Faxon Creek in Central Park wasn't the only waterway to overflow its banks on Tuesday, according to Steve Roberts, Environmental Services administrator. He said the rain this week overwhelmed several streams as well as the sewers.
However, with numerous projects to enhance the capacity at the wastewater treatment plant and to improve the efficiency of storm water conveyance systems in the years since the flooding in June 2012, the onslaught of rain didn't render the damage it did more than five years ago.
"I think it's very normal for streams to rise above their banks during heavy rain," Roberts said.
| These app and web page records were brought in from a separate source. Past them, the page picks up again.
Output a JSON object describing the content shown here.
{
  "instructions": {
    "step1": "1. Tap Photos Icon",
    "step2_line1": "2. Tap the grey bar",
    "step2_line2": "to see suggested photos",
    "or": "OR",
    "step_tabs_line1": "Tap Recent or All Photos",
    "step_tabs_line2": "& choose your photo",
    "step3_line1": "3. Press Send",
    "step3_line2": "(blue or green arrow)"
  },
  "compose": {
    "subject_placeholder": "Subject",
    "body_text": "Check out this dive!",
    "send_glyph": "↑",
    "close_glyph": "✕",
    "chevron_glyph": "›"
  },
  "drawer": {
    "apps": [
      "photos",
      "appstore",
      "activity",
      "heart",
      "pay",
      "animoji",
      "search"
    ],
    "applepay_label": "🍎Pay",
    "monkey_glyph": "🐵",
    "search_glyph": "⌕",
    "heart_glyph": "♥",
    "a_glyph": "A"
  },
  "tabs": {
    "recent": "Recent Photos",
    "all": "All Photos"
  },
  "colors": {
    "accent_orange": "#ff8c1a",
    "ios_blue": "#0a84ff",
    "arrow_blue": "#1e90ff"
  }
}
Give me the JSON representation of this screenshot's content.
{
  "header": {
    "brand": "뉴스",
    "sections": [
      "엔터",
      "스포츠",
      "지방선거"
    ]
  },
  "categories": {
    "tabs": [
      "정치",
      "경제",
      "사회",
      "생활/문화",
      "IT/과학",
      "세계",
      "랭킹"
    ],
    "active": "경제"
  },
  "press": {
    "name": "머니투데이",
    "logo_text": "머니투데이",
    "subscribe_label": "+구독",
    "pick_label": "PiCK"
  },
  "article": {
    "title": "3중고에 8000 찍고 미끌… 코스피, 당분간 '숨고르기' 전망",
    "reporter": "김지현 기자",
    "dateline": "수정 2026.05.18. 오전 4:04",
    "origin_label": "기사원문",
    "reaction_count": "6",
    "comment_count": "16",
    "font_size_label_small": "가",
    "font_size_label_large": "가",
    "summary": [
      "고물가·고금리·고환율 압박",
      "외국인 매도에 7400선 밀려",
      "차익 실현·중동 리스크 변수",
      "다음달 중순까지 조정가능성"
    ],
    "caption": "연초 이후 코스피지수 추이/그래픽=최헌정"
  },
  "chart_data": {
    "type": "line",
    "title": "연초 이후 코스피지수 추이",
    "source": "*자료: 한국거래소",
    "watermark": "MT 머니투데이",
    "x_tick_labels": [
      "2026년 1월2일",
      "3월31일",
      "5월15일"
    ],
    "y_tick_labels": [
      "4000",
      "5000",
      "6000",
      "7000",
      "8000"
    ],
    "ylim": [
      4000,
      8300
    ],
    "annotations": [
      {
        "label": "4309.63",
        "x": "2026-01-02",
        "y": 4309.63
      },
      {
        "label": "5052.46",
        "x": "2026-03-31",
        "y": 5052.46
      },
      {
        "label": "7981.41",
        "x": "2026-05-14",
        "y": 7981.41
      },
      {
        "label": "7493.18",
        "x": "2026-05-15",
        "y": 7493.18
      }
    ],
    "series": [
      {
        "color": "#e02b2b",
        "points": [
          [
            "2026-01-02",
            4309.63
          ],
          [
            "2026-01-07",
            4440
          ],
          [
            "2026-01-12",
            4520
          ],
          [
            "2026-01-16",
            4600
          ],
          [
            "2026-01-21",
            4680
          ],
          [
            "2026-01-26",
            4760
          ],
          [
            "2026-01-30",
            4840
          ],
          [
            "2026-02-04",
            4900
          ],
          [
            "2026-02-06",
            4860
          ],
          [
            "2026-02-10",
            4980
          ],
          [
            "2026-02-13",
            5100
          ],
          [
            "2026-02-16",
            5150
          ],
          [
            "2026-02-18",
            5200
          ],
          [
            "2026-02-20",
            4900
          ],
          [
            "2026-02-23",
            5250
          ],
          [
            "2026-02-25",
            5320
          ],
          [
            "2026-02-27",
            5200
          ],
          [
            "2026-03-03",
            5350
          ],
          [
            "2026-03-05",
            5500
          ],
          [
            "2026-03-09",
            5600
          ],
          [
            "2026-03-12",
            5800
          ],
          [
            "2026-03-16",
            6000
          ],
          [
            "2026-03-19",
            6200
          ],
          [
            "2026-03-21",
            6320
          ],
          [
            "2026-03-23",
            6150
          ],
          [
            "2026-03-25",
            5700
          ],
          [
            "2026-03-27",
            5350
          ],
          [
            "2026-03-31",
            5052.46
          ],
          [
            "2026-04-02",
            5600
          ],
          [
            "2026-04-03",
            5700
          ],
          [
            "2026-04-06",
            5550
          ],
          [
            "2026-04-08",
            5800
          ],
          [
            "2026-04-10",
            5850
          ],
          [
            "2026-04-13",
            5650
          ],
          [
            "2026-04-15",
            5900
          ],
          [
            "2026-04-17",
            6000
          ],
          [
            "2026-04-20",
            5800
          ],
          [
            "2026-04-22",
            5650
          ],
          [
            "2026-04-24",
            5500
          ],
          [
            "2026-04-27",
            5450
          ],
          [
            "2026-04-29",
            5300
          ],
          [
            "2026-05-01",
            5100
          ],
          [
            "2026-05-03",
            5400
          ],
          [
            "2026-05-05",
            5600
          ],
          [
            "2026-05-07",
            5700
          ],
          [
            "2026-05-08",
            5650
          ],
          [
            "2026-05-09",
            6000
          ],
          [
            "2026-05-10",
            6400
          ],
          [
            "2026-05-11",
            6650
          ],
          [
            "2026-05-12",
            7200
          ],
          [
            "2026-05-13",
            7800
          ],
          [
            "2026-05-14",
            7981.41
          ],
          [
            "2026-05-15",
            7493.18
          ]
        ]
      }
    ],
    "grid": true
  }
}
He said in addition to Faxon Creek, Newton Creek and the Pokegama River also overflowed their banks and were flowing through the woods. "That's how nature works," Roberts said.
There was no damage to Central Park that was reported as a result of the creek rising, said Linda Cadotte.
Councilor Brent Fennessey, who represents the area, said he remembers when he first joined the Council, he saw Central Park flooded and received a number of calls about the issue.
"Although it appears like it is flooding, two years ago when I got on Council, that's what I thought," Fennessey said. "I got a bunch of calls. I went over there to look at it and thought 'Holy Cow!' This is going to be a reoccurrence of 2012."
However, what he learned was homes were not really in danger.
"The improvements the city has made over the last five years are working," Fennessey said. "The city is not neglecting the problem."
In recent years, the city has completed several projects with the goal of improving the efficiency of water flow during storms with the goal of preventing damage to homes along the Faxon Creek watershed, which were the hardest hit during the flood of 2012.
The goal has been to eliminate bottlenecks within the system, Roberts said. Between Central Park and the bay side of East Second Street, Roberts said, projects have included replacing a corrugated metal pipe with a polymer coated steel line to improve flow capacity and efficiency. Culverts under Marina Drive were replaced after they were destroyed, and was interconnected to the polymer steel line to improve efficiency. The city also replaced a culvert and removed utilities from a 10-foot diameter under Hill Avenue and an old bridge structure where debris could dam up was removed.
Those have helped to minimize damage to people's homes with the most recent rainfall.
Roberts said while the treatment plant received seven calls about basement flooding citywide, only four of those calls were the result of city sewers surcharging — more water was flowing into the system than the sewers have capacity to carry. Two of the homes were in North End, and two were in the Faxon Creek watershed.
While the city's historic basement flooding problems occurred in neighborhoods with combined sanitary and storm water sewer systems, additional projects undertaken in recent years seemed to continue to alleviate those issues, Roberts said.
Three of the reported problems were not related to the city's sewers being overwhelmed, and appeared to be a problem with the private sewer lines, Roberts said.
Fennessey said the problems this week would have been much worse if the city didn't make necessary improvements. He said the primary goal of the projects was to protect homes.
"The city identified the issue with people in the Central Park area, over in Hayes Court ... what I'd really love people to know is the city hasn't neglected the problem," Fennessey said. "They identified the problem and they made some huge, huge improvements and those improvements are working."
But Superior wasn't alone in dealing with issues related to the flooding.
Randy Jones of Poplar reported the village's sanitary system overflowed at its lift station at 4802S County Road P and a basement flooded as a result about 3½ inches of rain out there.
Douglas County highways, mostly in the northern part of the county — Highways C, E, Z, U, M — were also affected Tuesday.
"We have numerous locations that water is flowing over our county highways," Jason Jackman, Douglas County Highway Department commissioner told the Duluth News Tribune. "The ground was already saturated and obviously this isn't helping any."
Duluth News Tribune staff writer Brady Slater contributed to this report.